6. Code optimization of the longest common subsequence (recursive method)

Direction table

In the direction table, the diagonal indicates 1, 2 when going up and 3 when going left

template<class T> void Print_Vec(vector<vector<T>>& c) { int m = c.size(); for (int i = 0; i < m; ++i) { int n = c[i].size(); for (int j = 0; j < n; ++j) { cout << setw(3) << c[i][j]; } cout << endl; } cout << endl; } int LCSLength(const char* X, const char* Y, int m, int n, vector<vector<int>>& c, vector<vector<int>>& s) { if (m == 0 || n == 0) return 0; else if (c[m][n] != 0) return c[m][n]; else { if (X[m] == Y[n]) { c[m][n] = LCSLength(X, Y, m - 1, n - 1, c, s) + 1; s[m][n] = 1; } else { int max1 = LCSLength(X, Y, m - 1, n, c, s); int max2 = LCSLength(X, Y, m, n - 1, c, s); if (max1 > max2) { c[m][n] = max1; s[m][n] = 2; } else { c[m][n] = max2; s[m][n] = 3; } } } return c[m][n]; } void LCS(const char* X, vector<vector<int>>& s, int i, int j) { if (i == 0 || j == 0) return; if (s[i][j] == 1) { LCS(X, s, i - 1, j - 1); cout << X[i]; } else if (s[i][j] == 2) { LCS(X, s, i - 1, j); } else { LCS(X, s, i, j - 1); } } int main() { char X[] = { "#ABCBDAB" }; // 01234567 subscript char Y[] = { "#BDCABA" }; // 0123456 subscript int xm = strlen(X) - 1; int yn = strlen(Y) - 1; //Define two-dimensional arrays in C + + vector<vector<int>> c; vector<vector<int>> s;//Direction table c.resize(xm + 1);//Reset the size of 7 grids, and each grid is of vector < int > type s.resize(xm + 1); for (int i = 0; i < xm + 1; ++i)//Loop initializes each grid { c[i].resize(yn + 1,0); s[i].resize(yn + 1,0);//Initialize direction table } int maxlen = LCSLength(X, Y, xm, yn, c, s); Print_Vec(c); Print_Vec(s); cout << maxlen << endl; LCS(X, s, xm, yn); return 0; }

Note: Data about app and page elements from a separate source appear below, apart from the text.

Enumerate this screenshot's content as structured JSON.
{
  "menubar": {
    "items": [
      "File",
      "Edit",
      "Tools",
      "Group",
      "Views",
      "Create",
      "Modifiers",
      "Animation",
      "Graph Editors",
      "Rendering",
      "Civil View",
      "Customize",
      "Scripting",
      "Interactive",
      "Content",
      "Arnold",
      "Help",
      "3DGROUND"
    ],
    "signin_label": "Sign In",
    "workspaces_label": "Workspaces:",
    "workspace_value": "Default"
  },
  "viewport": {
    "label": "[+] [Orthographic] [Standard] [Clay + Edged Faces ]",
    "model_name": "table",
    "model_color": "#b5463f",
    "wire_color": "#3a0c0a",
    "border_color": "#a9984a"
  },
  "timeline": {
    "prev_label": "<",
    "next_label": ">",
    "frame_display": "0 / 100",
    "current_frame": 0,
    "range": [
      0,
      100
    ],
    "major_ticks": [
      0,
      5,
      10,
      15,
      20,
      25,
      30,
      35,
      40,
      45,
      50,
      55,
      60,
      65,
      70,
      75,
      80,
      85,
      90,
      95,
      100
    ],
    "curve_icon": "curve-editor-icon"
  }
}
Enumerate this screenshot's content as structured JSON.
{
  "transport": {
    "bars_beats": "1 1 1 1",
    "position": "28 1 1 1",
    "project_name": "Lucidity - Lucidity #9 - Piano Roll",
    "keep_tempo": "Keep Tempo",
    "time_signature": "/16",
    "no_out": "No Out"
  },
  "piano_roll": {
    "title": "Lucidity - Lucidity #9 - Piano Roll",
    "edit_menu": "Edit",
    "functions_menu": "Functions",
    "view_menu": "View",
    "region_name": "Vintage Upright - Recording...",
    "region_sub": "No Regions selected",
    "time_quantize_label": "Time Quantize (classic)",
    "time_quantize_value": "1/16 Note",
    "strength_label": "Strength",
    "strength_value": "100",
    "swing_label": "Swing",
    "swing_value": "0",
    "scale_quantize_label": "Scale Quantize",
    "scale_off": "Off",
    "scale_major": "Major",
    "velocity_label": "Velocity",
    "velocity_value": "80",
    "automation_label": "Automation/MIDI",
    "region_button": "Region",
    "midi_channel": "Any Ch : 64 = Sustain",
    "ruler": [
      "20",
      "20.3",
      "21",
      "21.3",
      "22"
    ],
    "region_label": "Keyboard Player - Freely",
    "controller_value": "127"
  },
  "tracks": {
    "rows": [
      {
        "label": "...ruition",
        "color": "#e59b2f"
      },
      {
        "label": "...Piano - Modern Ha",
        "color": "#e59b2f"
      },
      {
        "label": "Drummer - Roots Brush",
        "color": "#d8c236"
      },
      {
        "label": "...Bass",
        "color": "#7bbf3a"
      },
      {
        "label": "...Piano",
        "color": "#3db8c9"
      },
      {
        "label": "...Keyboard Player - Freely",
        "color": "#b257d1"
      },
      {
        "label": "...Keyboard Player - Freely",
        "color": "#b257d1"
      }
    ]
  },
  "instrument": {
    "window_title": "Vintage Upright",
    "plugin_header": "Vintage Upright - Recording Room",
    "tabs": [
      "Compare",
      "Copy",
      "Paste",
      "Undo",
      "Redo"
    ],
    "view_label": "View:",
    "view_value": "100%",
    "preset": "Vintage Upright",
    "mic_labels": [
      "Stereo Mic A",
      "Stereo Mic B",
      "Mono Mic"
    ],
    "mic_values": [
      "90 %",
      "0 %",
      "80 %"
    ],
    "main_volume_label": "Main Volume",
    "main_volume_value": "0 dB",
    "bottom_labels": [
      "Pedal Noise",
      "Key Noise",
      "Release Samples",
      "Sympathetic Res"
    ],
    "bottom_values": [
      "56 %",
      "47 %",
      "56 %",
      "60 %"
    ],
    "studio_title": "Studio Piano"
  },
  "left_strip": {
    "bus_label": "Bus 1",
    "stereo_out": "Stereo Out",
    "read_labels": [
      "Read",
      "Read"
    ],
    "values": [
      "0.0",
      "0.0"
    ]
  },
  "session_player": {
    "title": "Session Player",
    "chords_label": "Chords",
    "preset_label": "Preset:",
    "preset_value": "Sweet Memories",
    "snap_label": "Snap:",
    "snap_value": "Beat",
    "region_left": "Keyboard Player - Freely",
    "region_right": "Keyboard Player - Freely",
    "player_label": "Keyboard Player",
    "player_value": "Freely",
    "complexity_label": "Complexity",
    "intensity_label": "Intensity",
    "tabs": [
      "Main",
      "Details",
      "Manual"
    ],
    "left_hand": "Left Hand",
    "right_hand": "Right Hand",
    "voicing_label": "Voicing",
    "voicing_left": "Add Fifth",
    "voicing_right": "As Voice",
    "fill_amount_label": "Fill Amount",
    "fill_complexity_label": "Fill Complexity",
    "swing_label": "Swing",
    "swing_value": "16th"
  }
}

6. Code optimization of the longest common subsequence (non recursive)